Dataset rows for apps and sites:
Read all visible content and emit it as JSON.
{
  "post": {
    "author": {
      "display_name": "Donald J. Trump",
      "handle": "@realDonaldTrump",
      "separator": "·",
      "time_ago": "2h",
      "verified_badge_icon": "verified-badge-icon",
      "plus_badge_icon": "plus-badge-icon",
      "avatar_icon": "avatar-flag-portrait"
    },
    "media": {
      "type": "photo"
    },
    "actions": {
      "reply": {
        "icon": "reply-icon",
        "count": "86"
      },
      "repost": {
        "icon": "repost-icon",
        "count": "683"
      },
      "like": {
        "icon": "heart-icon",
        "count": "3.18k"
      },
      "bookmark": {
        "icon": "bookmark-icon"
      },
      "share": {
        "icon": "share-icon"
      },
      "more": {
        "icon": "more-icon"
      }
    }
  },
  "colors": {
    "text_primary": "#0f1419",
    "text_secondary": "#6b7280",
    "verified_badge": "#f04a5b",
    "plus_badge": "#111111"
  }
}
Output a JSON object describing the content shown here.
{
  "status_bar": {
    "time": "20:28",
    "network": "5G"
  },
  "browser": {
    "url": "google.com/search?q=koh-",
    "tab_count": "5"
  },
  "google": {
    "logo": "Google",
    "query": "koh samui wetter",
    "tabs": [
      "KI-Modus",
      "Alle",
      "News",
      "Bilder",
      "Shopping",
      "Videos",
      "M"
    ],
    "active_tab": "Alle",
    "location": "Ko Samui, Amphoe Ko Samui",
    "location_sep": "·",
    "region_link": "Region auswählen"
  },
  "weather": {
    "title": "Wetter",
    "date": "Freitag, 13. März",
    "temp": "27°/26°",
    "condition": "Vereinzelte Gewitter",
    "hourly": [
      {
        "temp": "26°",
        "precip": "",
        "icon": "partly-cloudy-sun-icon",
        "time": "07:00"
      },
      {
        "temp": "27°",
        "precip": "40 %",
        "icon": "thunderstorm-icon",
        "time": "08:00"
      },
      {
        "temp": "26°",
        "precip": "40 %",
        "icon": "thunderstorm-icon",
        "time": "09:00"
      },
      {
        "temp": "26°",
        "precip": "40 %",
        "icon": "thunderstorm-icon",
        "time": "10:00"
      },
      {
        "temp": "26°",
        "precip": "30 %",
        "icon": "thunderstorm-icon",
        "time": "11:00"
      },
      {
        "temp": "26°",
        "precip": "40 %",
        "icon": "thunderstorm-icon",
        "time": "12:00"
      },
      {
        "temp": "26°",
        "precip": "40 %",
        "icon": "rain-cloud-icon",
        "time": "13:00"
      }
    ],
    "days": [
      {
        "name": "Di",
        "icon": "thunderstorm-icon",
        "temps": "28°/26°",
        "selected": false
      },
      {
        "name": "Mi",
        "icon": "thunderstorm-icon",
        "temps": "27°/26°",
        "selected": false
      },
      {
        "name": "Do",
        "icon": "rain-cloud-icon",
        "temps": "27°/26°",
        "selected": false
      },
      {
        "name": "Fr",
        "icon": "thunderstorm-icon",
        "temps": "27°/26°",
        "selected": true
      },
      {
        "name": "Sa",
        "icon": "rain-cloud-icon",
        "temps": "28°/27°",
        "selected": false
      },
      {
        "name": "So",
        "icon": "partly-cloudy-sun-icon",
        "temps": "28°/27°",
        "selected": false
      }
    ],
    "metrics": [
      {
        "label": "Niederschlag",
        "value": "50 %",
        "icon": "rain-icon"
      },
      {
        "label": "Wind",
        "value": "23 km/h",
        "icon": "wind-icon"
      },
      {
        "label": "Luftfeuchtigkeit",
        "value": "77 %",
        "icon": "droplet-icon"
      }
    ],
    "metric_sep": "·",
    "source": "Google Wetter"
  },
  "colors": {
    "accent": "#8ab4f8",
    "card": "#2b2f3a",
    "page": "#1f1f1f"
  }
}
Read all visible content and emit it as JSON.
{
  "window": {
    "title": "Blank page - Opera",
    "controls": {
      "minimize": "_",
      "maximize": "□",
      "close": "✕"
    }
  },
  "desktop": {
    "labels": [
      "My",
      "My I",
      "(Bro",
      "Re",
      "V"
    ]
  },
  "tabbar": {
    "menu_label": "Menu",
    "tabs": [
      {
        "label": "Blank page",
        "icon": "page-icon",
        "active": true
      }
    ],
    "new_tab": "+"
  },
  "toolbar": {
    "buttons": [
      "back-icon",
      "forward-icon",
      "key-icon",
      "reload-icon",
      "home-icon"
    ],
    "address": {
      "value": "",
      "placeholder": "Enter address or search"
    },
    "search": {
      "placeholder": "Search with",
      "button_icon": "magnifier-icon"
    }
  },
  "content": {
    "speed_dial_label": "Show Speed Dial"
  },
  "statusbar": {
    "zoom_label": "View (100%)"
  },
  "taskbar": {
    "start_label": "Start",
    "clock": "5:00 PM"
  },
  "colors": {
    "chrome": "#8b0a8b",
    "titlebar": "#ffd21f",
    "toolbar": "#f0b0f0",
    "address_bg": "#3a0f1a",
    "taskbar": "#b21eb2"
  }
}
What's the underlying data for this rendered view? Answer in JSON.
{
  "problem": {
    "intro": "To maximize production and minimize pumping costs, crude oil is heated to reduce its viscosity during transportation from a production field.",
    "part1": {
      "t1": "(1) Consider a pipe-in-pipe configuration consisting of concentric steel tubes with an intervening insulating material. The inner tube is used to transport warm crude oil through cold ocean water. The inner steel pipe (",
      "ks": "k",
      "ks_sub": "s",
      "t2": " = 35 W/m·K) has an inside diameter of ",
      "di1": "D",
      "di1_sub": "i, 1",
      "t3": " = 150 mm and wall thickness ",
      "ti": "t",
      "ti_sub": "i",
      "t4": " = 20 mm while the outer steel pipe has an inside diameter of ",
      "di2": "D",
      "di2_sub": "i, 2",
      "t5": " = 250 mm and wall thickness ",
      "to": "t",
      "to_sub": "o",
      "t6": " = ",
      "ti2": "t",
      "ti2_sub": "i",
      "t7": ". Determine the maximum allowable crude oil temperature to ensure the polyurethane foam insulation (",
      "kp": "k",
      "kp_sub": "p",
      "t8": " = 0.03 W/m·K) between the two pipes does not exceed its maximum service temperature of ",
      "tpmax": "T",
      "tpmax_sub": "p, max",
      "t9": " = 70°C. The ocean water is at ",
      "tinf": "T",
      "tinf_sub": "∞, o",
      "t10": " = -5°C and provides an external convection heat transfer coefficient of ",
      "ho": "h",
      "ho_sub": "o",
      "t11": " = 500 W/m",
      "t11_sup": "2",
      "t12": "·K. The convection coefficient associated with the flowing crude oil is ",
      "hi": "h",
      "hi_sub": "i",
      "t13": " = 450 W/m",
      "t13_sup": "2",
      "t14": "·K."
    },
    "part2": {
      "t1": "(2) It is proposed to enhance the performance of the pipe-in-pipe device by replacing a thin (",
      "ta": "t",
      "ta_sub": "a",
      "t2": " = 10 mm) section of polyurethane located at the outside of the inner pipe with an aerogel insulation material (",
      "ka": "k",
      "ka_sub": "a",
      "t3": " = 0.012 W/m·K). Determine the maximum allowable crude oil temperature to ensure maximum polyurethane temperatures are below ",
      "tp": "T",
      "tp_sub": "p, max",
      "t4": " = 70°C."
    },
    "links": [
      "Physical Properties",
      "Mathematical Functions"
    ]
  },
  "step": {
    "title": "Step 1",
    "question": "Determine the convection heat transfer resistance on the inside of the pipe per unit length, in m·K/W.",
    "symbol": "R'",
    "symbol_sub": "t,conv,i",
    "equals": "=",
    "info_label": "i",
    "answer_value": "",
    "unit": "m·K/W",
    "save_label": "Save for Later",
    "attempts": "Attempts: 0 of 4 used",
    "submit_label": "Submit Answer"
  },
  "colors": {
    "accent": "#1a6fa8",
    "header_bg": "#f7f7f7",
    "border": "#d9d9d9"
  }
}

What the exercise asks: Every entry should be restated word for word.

Answer section:
Read all visible content and emit it as JSON.
{
  "post": {
    "author": {
      "display_name": "Donald J. Trump",
      "handle": "@realDonaldTrump",
      "separator": "·",
      "time_ago": "2h",
      "verified_badge_icon": "verified-badge-icon",
      "plus_badge_icon": "plus-badge-icon",
      "avatar_icon": "avatar-flag-portrait"
    },
    "media": {
      "type": "photo"
    },
    "actions": {
      "reply": {
        "icon": "reply-icon",
        "count": "86"
      },
      "repost": {
        "icon": "repost-icon",
        "count": "683"
      },
      "like": {
        "icon": "heart-icon",
        "count": "3.18k"
      },
      "bookmark": {
        "icon": "bookmark-icon"
      },
      "share": {
        "icon": "share-icon"
      },
      "more": {
        "icon": "more-icon"
      }
    }
  },
  "colors": {
    "text_primary": "#0f1419",
    "text_secondary": "#6b7280",
    "verified_badge": "#f04a5b",
    "plus_badge": "#111111"
  }
}
Output a JSON object describing the content shown here.
{
  "status_bar": {
    "time": "20:28",
    "network": "5G"
  },
  "browser": {
    "url": "google.com/search?q=koh-",
    "tab_count": "5"
  },
  "google": {
    "logo": "Google",
    "query": "koh samui wetter",
    "tabs": [
      "KI-Modus",
      "Alle",
      "News",
      "Bilder",
      "Shopping",
      "Videos",
      "M"
    ],
    "active_tab": "Alle",
    "location": "Ko Samui, Amphoe Ko Samui",
    "location_sep": "·",
    "region_link": "Region auswählen"
  },
  "weather": {
    "title": "Wetter",
    "date": "Freitag, 13. März",
    "temp": "27°/26°",
    "condition": "Vereinzelte Gewitter",
    "hourly": [
      {
        "temp": "26°",
        "precip": "",
        "icon": "partly-cloudy-sun-icon",
        "time": "07:00"
      },
      {
        "temp": "27°",
        "precip": "40 %",
        "icon": "thunderstorm-icon",
        "time": "08:00"
      },
      {
        "temp": "26°",
        "precip": "40 %",
        "icon": "thunderstorm-icon",
        "time": "09:00"
      },
      {
        "temp": "26°",
        "precip": "40 %",
        "icon": "thunderstorm-icon",
        "time": "10:00"
      },
      {
        "temp": "26°",
        "precip": "30 %",
        "icon": "thunderstorm-icon",
        "time": "11:00"
      },
      {
        "temp": "26°",
        "precip": "40 %",
        "icon": "thunderstorm-icon",
        "time": "12:00"
      },
      {
        "temp": "26°",
        "precip": "40 %",
        "icon": "rain-cloud-icon",
        "time": "13:00"
      }
    ],
    "days": [
      {
        "name": "Di",
        "icon": "thunderstorm-icon",
        "temps": "28°/26°",
        "selected": false
      },
      {
        "name": "Mi",
        "icon": "thunderstorm-icon",
        "temps": "27°/26°",
        "selected": false
      },
      {
        "name": "Do",
        "icon": "rain-cloud-icon",
        "temps": "27°/26°",
        "selected": false
      },
      {
        "name": "Fr",
        "icon": "thunderstorm-icon",
        "temps": "27°/26°",
        "selected": true
      },
      {
        "name": "Sa",
        "icon": "rain-cloud-icon",
        "temps": "28°/27°",
        "selected": false
      },
      {
        "name": "So",
        "icon": "partly-cloudy-sun-icon",
        "temps": "28°/27°",
        "selected": false
      }
    ],
    "metrics": [
      {
        "label": "Niederschlag",
        "value": "50 %",
        "icon": "rain-icon"
      },
      {
        "label": "Wind",
        "value": "23 km/h",
        "icon": "wind-icon"
      },
      {
        "label": "Luftfeuchtigkeit",
        "value": "77 %",
        "icon": "droplet-icon"
      }
    ],
    "metric_sep": "·",
    "source": "Google Wetter"
  },
  "colors": {
    "accent": "#8ab4f8",
    "card": "#2b2f3a",
    "page": "#1f1f1f"
  }
}
Read all visible content and emit it as JSON.
{
  "window": {
    "title": "Blank page - Opera",
    "controls": {
      "minimize": "_",
      "maximize": "□",
      "close": "✕"
    }
  },
  "desktop": {
    "labels": [
      "My",
      "My I",
      "(Bro",
      "Re",
      "V"
    ]
  },
  "tabbar": {
    "menu_label": "Menu",
    "tabs": [
      {
        "label": "Blank page",
        "icon": "page-icon",
        "active": true
      }
    ],
    "new_tab": "+"
  },
  "toolbar": {
    "buttons": [
      "back-icon",
      "forward-icon",
      "key-icon",
      "reload-icon",
      "home-icon"
    ],
    "address": {
      "value": "",
      "placeholder": "Enter address or search"
    },
    "search": {
      "placeholder": "Search with",
      "button_icon": "magnifier-icon"
    }
  },
  "content": {
    "speed_dial_label": "Show Speed Dial"
  },
  "statusbar": {
    "zoom_label": "View (100%)"
  },
  "taskbar": {
    "start_label": "Start",
    "clock": "5:00 PM"
  },
  "colors": {
    "chrome": "#8b0a8b",
    "titlebar": "#ffd21f",
    "toolbar": "#f0b0f0",
    "address_bg": "#3a0f1a",
    "taskbar": "#b21eb2"
  }
}
What's the underlying data for this rendered view? Answer in JSON.
{
  "problem": {
    "intro": "To maximize production and minimize pumping costs, crude oil is heated to reduce its viscosity during transportation from a production field.",
    "part1": {
      "t1": "(1) Consider a pipe-in-pipe configuration consisting of concentric steel tubes with an intervening insulating material. The inner tube is used to transport warm crude oil through cold ocean water. The inner steel pipe (",
      "ks": "k",
      "ks_sub": "s",
      "t2": " = 35 W/m·K) has an inside diameter of ",
      "di1": "D",
      "di1_sub": "i, 1",
      "t3": " = 150 mm and wall thickness ",
      "ti": "t",
      "ti_sub": "i",
      "t4": " = 20 mm while the outer steel pipe has an inside diameter of ",
      "di2": "D",
      "di2_sub": "i, 2",
      "t5": " = 250 mm and wall thickness ",
      "to": "t",
      "to_sub": "o",
      "t6": " = ",
      "ti2": "t",
      "ti2_sub": "i",
      "t7": ". Determine the maximum allowable crude oil temperature to ensure the polyurethane foam insulation (",
      "kp": "k",
      "kp_sub": "p",
      "t8": " = 0.03 W/m·K) between the two pipes does not exceed its maximum service temperature of ",
      "tpmax": "T",
      "tpmax_sub": "p, max",
      "t9": " = 70°C. The ocean water is at ",
      "tinf": "T",
      "tinf_sub": "∞, o",
      "t10": " = -5°C and provides an external convection heat transfer coefficient of ",
      "ho": "h",
      "ho_sub": "o",
      "t11": " = 500 W/m",
      "t11_sup": "2",
      "t12": "·K. The convection coefficient associated with the flowing crude oil is ",
      "hi": "h",
      "hi_sub": "i",
      "t13": " = 450 W/m",
      "t13_sup": "2",
      "t14": "·K."
    },
    "part2": {
      "t1": "(2) It is proposed to enhance the performance of the pipe-in-pipe device by replacing a thin (",
      "ta": "t",
      "ta_sub": "a",
      "t2": " = 10 mm) section of polyurethane located at the outside of the inner pipe with an aerogel insulation material (",
      "ka": "k",
      "ka_sub": "a",
      "t3": " = 0.012 W/m·K). Determine the maximum allowable crude oil temperature to ensure maximum polyurethane temperatures are below ",
      "tp": "T",
      "tp_sub": "p, max",
      "t4": " = 70°C."
    },
    "links": [
      "Physical Properties",
      "Mathematical Functions"
    ]
  },
  "step": {
    "title": "Step 1",
    "question": "Determine the convection heat transfer resistance on the inside of the pipe per unit length, in m·K/W.",
    "symbol": "R'",
    "symbol_sub": "t,conv,i",
    "equals": "=",
    "info_label": "i",
    "answer_value": "",
    "unit": "m·K/W",
    "save_label": "Save for Later",
    "attempts": "Attempts: 0 of 4 used",
    "submit_label": "Submit Answer"
  },
  "colors": {
    "accent": "#1a6fa8",
    "header_bg": "#f7f7f7",
    "border": "#d9d9d9"
  }
}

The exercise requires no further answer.